▶ [Activity]:
Below are records; work out how many of their lines contain "DemoApplication" and give only that number.

*** Opening Supplied entries ***

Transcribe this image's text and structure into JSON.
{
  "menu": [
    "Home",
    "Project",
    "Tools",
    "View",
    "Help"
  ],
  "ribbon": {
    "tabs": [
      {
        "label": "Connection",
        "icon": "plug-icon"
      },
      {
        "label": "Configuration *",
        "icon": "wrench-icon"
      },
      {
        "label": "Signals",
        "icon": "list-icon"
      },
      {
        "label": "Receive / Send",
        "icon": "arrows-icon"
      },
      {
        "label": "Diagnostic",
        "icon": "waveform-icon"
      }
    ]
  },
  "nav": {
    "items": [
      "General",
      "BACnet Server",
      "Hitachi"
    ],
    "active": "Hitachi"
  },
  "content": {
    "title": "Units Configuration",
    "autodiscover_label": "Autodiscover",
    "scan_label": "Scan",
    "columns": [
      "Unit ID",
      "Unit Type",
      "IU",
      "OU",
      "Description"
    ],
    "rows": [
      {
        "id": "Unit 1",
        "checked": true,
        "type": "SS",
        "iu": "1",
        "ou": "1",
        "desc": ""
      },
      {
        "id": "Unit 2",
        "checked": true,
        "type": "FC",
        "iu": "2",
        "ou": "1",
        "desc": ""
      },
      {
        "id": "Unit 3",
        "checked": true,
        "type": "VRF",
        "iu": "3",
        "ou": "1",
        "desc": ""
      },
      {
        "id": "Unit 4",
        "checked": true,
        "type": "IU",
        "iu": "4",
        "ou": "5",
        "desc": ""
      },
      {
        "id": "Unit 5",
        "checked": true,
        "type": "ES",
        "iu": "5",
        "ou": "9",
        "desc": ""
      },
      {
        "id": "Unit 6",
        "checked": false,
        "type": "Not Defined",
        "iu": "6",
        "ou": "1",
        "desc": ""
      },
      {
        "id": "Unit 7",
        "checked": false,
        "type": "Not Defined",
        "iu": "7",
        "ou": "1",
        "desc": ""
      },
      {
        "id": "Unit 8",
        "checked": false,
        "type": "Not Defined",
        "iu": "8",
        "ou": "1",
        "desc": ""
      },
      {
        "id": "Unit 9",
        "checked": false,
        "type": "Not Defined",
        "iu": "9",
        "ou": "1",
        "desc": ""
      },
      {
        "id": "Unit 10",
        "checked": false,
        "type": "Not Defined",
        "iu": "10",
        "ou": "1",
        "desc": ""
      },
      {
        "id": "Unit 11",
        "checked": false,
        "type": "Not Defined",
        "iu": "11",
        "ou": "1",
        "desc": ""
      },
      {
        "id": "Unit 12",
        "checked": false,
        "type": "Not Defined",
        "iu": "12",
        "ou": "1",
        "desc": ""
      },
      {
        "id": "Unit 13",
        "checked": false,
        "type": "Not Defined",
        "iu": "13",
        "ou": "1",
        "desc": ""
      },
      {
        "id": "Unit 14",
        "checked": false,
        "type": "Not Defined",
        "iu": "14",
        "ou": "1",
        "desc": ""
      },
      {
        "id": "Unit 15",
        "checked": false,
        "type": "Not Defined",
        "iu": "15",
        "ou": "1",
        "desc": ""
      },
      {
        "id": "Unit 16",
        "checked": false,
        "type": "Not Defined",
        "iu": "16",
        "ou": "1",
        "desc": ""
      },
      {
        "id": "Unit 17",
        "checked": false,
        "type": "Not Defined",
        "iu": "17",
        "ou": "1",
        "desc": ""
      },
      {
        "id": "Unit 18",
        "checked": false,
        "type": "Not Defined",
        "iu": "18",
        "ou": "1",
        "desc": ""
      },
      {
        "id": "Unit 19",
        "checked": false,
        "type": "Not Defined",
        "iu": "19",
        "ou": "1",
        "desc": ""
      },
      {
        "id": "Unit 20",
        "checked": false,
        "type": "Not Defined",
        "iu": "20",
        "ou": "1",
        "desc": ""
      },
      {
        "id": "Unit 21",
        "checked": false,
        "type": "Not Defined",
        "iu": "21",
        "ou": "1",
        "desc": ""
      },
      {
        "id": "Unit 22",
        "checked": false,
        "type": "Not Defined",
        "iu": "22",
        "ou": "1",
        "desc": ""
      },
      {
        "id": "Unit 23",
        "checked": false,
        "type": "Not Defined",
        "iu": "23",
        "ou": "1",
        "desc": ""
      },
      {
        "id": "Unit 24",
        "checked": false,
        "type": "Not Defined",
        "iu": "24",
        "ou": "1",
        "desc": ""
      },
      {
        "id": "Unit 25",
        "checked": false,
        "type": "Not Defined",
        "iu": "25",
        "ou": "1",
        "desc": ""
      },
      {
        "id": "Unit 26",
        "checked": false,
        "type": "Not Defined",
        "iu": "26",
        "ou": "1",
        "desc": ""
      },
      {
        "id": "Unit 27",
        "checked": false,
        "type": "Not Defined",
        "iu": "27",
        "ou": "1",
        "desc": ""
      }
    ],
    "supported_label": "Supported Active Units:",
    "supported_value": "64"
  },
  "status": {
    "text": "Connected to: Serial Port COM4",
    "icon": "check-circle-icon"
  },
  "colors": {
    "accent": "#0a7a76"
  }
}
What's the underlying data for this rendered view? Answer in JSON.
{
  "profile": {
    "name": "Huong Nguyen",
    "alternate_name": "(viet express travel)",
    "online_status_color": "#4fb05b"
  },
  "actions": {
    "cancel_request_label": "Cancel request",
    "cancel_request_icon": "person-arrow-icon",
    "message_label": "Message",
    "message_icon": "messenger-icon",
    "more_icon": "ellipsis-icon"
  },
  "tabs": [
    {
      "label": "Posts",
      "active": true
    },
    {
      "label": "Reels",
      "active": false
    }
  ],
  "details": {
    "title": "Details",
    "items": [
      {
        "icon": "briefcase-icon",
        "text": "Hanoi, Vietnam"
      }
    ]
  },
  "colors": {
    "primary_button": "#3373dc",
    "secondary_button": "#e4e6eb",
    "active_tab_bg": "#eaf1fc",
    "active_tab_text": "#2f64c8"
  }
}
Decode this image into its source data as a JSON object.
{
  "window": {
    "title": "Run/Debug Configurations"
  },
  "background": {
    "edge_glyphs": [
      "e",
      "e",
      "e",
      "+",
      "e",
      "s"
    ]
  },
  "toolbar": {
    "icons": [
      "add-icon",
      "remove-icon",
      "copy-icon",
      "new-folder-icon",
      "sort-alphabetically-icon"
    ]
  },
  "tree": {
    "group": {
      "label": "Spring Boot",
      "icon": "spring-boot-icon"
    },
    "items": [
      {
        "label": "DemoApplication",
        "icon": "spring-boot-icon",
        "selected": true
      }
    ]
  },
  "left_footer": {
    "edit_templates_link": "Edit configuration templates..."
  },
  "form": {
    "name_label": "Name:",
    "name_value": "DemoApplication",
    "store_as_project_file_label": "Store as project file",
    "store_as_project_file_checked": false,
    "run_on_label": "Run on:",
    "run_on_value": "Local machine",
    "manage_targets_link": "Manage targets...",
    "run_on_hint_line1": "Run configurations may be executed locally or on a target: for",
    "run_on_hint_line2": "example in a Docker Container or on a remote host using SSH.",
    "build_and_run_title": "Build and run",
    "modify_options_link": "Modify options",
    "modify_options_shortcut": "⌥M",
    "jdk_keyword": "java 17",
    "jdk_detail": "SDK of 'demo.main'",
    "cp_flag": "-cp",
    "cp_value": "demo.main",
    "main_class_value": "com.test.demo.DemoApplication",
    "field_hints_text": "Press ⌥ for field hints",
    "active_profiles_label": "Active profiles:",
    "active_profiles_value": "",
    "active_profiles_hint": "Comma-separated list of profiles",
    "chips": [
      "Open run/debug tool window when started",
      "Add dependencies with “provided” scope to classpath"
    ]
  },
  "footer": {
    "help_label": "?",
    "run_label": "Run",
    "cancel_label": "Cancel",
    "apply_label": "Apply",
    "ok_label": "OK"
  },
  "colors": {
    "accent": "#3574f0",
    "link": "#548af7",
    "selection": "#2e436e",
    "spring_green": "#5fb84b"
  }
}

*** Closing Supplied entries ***

▶ [Your response]:
3